**WORK TO COMPLETE**
Please retype every entry below, keeping it exactly the same.

**RECORDS SHOWN**
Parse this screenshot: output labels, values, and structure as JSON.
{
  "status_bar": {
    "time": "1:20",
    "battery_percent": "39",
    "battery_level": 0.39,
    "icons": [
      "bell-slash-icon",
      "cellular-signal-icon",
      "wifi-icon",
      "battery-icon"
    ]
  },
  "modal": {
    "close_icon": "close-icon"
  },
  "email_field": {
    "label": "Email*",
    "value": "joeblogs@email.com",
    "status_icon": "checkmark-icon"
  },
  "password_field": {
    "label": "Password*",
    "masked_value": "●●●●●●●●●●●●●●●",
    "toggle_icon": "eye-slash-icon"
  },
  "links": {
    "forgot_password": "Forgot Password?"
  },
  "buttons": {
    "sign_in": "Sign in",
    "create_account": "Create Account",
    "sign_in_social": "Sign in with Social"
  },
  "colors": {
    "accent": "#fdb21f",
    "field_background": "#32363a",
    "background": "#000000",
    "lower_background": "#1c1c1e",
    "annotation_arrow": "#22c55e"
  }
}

**TASK SOLUTION**
Parse this screenshot: output labels, values, and structure as JSON.
{
  "status_bar": {
    "time": "1:20",
    "battery_percent": "39",
    "battery_level": 0.39,
    "icons": [
      "bell-slash-icon",
      "cellular-signal-icon",
      "wifi-icon",
      "battery-icon"
    ]
  },
  "modal": {
    "close_icon": "close-icon"
  },
  "email_field": {
    "label": "Email*",
    "value": "joeblogs@email.com",
    "status_icon": "checkmark-icon"
  },
  "password_field": {
    "label": "Password*",
    "masked_value": "●●●●●●●●●●●●●●●",
    "toggle_icon": "eye-slash-icon"
  },
  "links": {
    "forgot_password": "Forgot Password?"
  },
  "buttons": {
    "sign_in": "Sign in",
    "create_account": "Create Account",
    "sign_in_social": "Sign in with Social"
  },
  "colors": {
    "accent": "#fdb21f",
    "field_background": "#32363a",
    "background": "#000000",
    "lower_background": "#1c1c1e",
    "annotation_arrow": "#22c55e"
  }
}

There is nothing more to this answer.